◆ TASK REQUIREMENTS ◆
An exact copy of every line from the one holding "Read all visible content and emit it as JSON." to the end of the entries below is required; leave the pictures out.

◆ DATASET EXCERPTS ◆
○ ○ ○ ○ ○

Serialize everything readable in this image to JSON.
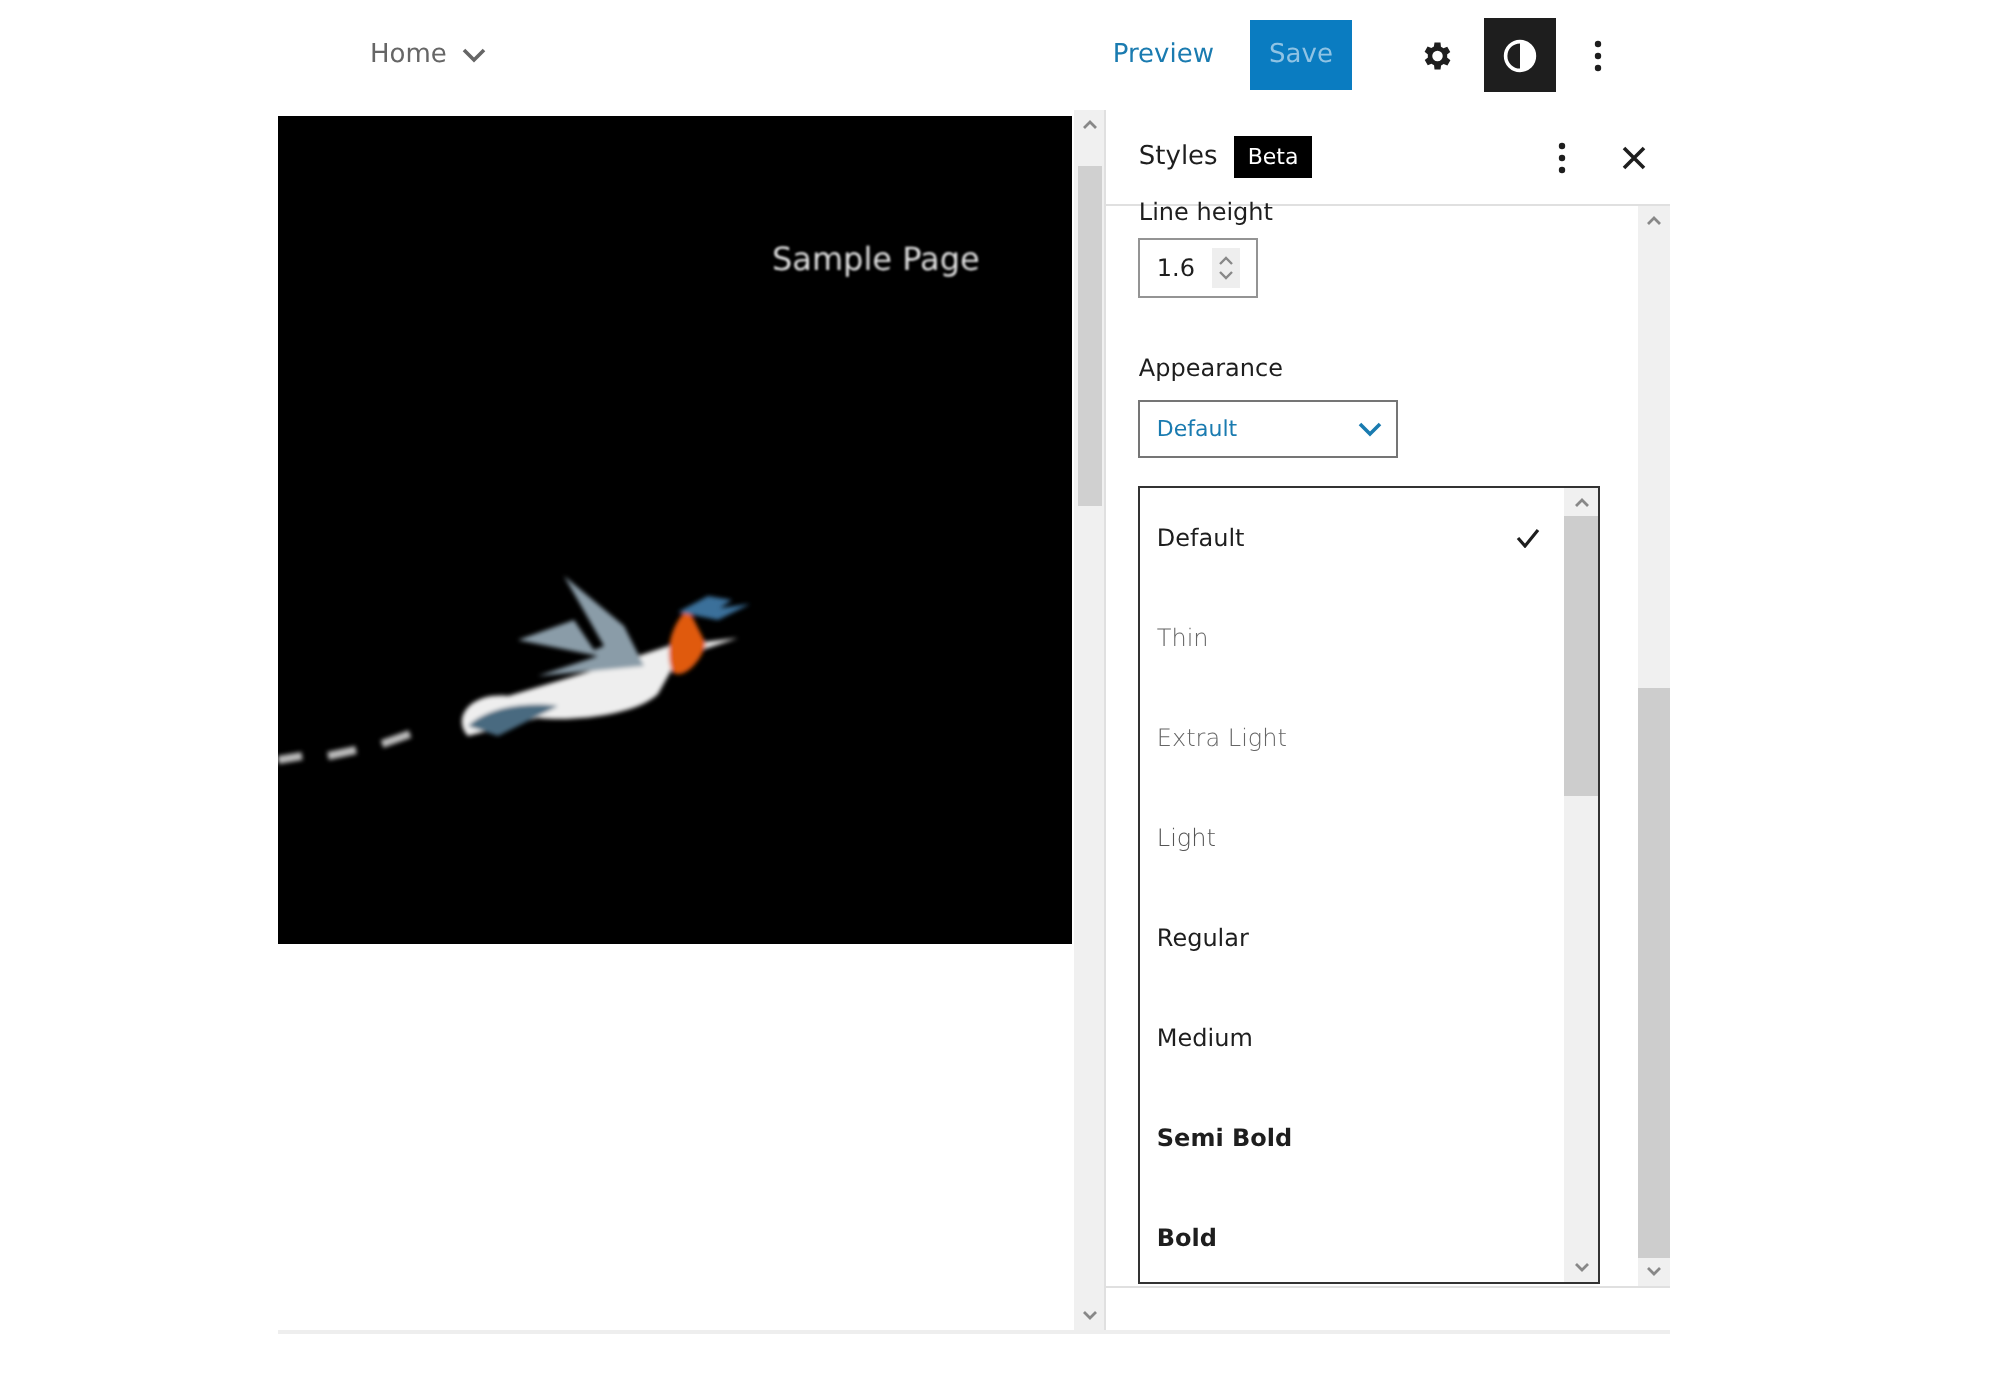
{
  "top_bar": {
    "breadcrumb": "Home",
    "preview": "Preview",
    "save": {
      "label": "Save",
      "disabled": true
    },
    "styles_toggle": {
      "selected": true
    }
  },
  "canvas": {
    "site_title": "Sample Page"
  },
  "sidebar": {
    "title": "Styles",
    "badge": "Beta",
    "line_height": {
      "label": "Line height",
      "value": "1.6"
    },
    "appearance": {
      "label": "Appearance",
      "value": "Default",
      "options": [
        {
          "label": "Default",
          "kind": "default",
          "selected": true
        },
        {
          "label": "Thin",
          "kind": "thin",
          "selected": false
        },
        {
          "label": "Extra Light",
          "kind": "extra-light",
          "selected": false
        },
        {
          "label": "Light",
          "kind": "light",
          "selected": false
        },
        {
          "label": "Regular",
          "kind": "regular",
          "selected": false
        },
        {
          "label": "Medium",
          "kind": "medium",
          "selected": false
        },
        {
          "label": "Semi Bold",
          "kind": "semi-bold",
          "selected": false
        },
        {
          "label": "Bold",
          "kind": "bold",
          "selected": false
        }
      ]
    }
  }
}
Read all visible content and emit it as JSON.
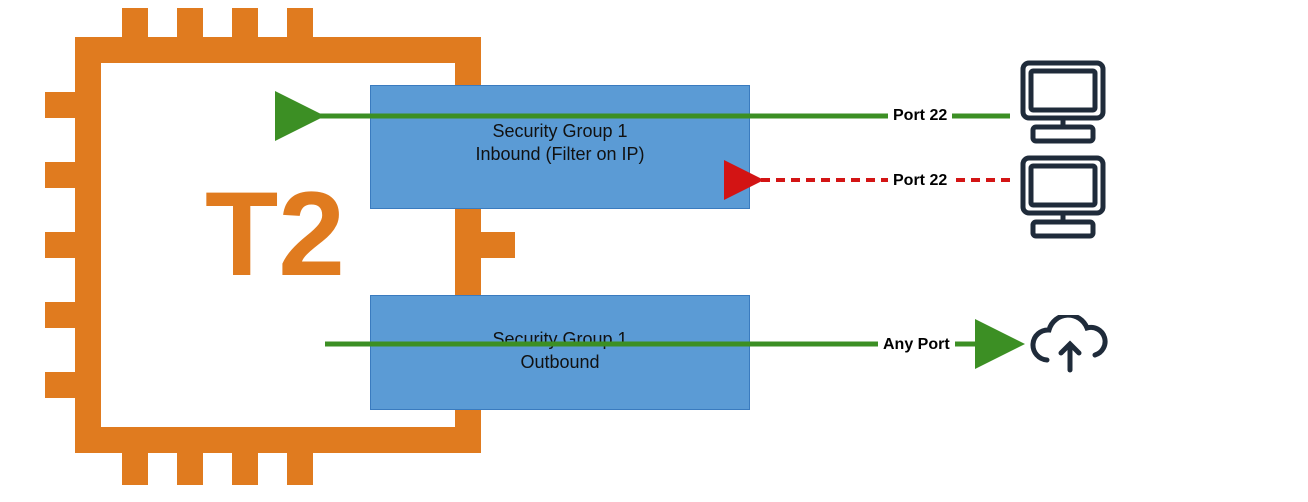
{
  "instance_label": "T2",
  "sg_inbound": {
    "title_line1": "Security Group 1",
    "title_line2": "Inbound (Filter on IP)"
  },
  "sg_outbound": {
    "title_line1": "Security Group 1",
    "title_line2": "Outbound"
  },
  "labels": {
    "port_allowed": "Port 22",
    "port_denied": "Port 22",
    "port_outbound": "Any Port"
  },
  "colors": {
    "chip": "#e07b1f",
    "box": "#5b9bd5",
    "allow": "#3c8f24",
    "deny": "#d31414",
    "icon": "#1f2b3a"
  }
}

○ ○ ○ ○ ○

◆ REPLY ◆
Read all visible content and emit it as JSON.
{
  "instance_label": "T2",
  "sg_inbound": {
    "title_line1": "Security Group 1",
    "title_line2": "Inbound (Filter on IP)"
  },
  "sg_outbound": {
    "title_line1": "Security Group 1",
    "title_line2": "Outbound"
  },
  "labels": {
    "port_allowed": "Port 22",
    "port_denied": "Port 22",
    "port_outbound": "Any Port"
  },
  "colors": {
    "chip": "#e07b1f",
    "box": "#5b9bd5",
    "allow": "#3c8f24",
    "deny": "#d31414",
    "icon": "#1f2b3a"
  }
}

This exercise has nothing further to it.